- Exercise goal: Below are the records; locate each line with the word "двері" and copy it.

[Element data from apps and pages]
■ ■ ■ ■ ■ ■ ■

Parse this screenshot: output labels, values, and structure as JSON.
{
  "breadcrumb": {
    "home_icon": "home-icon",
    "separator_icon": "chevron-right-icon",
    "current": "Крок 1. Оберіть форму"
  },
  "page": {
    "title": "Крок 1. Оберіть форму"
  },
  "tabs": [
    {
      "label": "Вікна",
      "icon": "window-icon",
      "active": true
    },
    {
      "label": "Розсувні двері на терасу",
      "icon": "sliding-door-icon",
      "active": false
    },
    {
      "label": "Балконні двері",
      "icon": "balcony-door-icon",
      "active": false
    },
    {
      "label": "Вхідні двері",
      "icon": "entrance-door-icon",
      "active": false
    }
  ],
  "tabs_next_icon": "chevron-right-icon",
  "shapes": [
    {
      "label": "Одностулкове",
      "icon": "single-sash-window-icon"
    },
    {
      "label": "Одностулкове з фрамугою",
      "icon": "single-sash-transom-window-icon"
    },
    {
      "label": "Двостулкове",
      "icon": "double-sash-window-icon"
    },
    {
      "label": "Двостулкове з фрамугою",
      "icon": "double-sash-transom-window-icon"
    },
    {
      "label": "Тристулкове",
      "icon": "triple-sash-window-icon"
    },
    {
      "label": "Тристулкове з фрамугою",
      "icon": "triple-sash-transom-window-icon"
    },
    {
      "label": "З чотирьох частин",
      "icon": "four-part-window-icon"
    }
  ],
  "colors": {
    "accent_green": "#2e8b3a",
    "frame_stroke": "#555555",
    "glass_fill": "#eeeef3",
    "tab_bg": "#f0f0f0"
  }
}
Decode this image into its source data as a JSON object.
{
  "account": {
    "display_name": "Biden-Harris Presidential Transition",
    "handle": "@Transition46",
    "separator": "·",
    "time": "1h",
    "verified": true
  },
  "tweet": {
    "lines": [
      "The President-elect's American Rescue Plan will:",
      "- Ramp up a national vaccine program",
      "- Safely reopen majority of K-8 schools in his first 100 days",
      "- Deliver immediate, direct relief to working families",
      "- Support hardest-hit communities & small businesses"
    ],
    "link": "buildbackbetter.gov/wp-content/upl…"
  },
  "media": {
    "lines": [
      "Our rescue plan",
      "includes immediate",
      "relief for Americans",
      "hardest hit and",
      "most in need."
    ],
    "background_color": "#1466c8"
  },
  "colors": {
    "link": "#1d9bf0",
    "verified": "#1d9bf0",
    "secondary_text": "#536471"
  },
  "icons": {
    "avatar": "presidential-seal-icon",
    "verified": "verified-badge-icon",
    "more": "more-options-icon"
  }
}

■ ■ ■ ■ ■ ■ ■

- Task response:
      "label": "Розсувні двері на терасу",
      "label": "Балконні двері",
      "label": "Вхідні двері",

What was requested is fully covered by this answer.